When encountering steep grades you will notice different handling characteristics when towing. On a steep downhill grade the trailer can actually push your vehicle. Anticipate this and downshift and let off the gas a little. You may have to use your trailer brakes hand control to slow you but do not ride them. Only tap them intermittently to avoid overheating of the brakes and ultimately, brake failure.. When facing a steep upgrade you should start accelerating early if possible. Again, you may have to downshift and keep increasing your gas pedal to compensate for the drag on you going uphill. As you reach the crest of the grade start backing off the pedal. A steep grade will test your tow vehicles limits.

Once you have reached your destination you have to find a place to park your "rig". It’s best to avoid parking on a grade. The more level the parking area the better. If you have to park on a grade, it is best to chock the wheels. Hopefully, you have some with you. If you have someone to help, have them guide you into the spot. You can not always rely on the mirrors as the trailer may block your view. Once stopped, keep your foot on the brake, turn your wheels toward the curb (pointed in on a down hill, out on an uphill), apply the parking brake and then shift into park, or with a manual, your lowest gear. This method helps avoid locking your transmission due to the extra load.

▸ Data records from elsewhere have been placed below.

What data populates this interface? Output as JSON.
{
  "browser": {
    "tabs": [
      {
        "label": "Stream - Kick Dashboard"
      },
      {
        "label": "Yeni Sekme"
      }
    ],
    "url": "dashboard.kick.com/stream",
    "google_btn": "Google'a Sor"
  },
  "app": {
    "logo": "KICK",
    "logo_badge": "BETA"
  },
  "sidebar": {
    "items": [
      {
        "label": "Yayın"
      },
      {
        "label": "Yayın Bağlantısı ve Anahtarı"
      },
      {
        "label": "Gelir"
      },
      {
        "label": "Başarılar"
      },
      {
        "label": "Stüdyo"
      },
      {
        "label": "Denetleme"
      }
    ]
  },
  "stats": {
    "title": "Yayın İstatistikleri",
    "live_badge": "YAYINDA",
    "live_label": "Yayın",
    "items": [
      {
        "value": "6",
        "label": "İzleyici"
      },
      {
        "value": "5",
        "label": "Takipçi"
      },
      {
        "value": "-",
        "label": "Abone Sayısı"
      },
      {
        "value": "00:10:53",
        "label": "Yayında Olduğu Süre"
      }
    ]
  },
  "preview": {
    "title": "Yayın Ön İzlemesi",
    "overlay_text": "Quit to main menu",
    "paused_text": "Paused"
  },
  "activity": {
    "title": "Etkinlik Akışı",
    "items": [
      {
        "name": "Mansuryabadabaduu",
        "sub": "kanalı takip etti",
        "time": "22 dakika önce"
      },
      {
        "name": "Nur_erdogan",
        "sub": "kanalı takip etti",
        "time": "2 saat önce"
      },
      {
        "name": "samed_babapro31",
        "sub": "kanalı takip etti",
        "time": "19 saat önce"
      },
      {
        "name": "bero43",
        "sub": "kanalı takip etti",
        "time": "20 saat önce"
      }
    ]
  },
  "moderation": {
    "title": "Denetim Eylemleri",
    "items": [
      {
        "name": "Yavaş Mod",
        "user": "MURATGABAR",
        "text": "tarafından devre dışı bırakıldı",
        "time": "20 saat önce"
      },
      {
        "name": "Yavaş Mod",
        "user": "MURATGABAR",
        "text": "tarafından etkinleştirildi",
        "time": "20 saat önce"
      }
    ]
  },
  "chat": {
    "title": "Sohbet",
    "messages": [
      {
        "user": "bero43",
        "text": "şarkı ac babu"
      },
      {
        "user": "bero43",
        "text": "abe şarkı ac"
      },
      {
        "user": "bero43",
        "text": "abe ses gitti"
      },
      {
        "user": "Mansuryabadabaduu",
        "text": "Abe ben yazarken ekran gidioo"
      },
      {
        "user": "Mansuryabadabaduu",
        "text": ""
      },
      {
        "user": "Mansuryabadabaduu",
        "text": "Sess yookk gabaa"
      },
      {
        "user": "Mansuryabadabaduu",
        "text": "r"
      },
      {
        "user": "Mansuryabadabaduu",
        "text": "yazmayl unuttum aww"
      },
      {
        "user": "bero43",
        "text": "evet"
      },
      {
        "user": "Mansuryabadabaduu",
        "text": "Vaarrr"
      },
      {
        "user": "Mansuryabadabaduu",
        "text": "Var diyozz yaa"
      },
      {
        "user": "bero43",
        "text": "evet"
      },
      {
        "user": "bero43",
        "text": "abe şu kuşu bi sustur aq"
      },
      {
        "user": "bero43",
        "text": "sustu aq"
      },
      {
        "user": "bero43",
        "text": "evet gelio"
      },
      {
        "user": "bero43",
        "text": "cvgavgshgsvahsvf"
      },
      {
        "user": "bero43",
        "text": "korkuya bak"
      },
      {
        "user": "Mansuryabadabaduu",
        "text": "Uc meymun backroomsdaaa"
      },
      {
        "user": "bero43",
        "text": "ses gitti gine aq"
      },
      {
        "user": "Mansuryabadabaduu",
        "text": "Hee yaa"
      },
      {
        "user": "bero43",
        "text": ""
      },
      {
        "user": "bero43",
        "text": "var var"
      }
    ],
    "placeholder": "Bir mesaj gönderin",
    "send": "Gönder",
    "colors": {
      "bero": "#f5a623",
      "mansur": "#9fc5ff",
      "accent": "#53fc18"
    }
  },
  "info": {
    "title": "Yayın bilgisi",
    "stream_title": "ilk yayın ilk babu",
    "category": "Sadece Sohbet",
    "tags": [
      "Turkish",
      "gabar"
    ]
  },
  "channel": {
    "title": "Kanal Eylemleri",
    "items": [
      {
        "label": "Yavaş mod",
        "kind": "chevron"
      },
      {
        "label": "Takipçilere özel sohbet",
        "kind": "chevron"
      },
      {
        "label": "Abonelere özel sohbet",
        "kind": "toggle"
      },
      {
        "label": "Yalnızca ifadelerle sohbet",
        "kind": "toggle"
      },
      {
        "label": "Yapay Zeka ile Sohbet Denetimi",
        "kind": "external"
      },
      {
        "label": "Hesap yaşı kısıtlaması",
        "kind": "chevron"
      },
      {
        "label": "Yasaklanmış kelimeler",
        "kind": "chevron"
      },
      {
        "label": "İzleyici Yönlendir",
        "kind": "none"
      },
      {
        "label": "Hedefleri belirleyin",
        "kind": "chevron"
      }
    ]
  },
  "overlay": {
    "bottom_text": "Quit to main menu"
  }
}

If you are on even a small grade and you plan to unhitch your trailer, you must apply chocks to the trailers wheels to avoid the trailer from rolling away when uncoupled. Just having the lift down will not make it stable. Jack stands also come in handy to level your load.